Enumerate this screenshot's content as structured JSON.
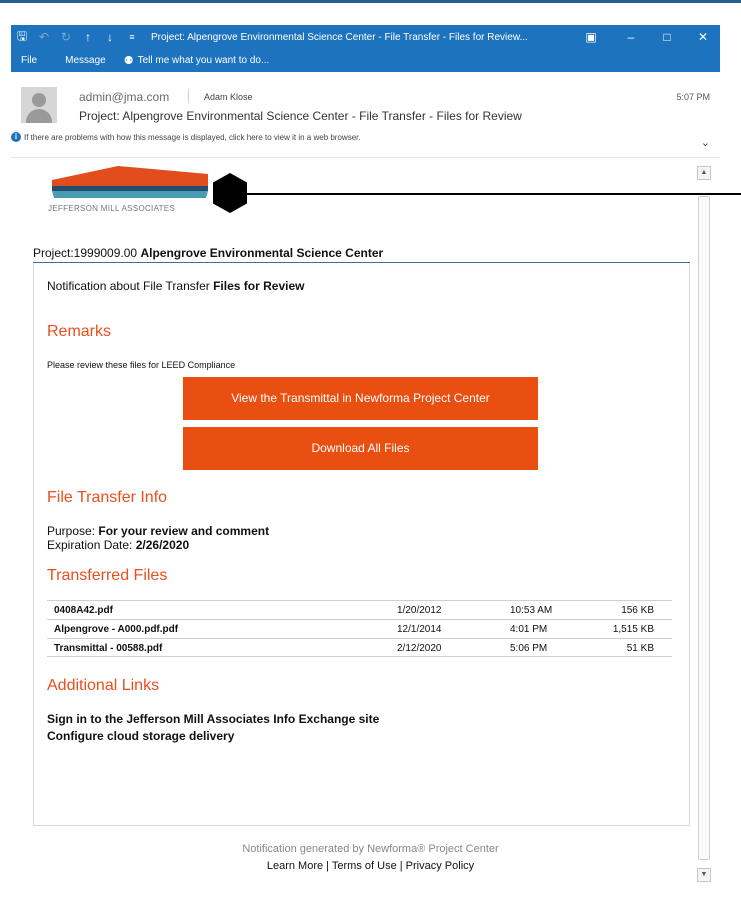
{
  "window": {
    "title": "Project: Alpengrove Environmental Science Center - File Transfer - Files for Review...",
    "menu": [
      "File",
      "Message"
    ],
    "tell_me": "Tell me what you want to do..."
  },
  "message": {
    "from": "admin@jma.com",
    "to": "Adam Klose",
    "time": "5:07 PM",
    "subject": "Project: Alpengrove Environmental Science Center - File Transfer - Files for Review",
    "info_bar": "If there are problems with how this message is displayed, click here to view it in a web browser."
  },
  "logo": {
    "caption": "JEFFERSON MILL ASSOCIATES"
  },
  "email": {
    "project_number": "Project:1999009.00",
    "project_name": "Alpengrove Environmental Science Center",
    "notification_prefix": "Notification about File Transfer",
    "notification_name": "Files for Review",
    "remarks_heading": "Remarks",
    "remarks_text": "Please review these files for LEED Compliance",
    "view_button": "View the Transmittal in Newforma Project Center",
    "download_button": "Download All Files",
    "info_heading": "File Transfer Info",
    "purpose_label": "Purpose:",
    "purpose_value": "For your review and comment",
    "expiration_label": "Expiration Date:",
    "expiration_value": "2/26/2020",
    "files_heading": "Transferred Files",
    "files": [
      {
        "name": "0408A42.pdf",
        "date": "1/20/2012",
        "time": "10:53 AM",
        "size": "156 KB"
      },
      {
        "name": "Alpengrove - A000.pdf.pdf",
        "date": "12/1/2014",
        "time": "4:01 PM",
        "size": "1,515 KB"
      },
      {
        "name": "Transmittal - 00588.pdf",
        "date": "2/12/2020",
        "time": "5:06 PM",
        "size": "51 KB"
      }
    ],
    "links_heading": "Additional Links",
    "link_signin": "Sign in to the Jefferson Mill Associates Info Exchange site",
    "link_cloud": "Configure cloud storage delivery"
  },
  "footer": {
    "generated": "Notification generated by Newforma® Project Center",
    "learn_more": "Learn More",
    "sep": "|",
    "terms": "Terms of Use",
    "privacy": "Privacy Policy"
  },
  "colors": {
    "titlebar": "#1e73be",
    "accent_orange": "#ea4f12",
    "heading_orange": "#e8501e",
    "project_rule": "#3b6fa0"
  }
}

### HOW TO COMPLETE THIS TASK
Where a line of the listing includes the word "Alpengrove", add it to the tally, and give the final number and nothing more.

### EXERCISE RESULT
4